- **The data**
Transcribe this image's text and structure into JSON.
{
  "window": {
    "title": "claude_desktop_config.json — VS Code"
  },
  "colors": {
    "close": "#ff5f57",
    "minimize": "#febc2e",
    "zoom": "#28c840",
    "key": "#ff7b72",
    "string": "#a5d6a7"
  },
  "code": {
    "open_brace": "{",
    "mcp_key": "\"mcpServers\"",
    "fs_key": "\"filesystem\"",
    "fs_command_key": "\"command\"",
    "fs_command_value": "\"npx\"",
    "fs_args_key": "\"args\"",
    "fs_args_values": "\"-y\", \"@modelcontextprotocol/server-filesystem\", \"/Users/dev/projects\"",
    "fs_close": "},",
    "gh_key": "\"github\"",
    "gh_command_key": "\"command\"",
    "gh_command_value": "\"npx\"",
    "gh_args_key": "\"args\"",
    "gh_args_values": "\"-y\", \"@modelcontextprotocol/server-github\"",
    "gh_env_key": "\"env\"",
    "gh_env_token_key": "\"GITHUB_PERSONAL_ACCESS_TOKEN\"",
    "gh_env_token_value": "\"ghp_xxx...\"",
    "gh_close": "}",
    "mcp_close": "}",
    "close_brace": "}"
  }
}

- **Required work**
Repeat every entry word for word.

- **Result**
Transcribe this image's text and structure into JSON.
{
  "window": {
    "title": "claude_desktop_config.json — VS Code"
  },
  "colors": {
    "close": "#ff5f57",
    "minimize": "#febc2e",
    "zoom": "#28c840",
    "key": "#ff7b72",
    "string": "#a5d6a7"
  },
  "code": {
    "open_brace": "{",
    "mcp_key": "\"mcpServers\"",
    "fs_key": "\"filesystem\"",
    "fs_command_key": "\"command\"",
    "fs_command_value": "\"npx\"",
    "fs_args_key": "\"args\"",
    "fs_args_values": "\"-y\", \"@modelcontextprotocol/server-filesystem\", \"/Users/dev/projects\"",
    "fs_close": "},",
    "gh_key": "\"github\"",
    "gh_command_key": "\"command\"",
    "gh_command_value": "\"npx\"",
    "gh_args_key": "\"args\"",
    "gh_args_values": "\"-y\", \"@modelcontextprotocol/server-github\"",
    "gh_env_key": "\"env\"",
    "gh_env_token_key": "\"GITHUB_PERSONAL_ACCESS_TOKEN\"",
    "gh_env_token_value": "\"ghp_xxx...\"",
    "gh_close": "}",
    "mcp_close": "}",
    "close_brace": "}"
  }
}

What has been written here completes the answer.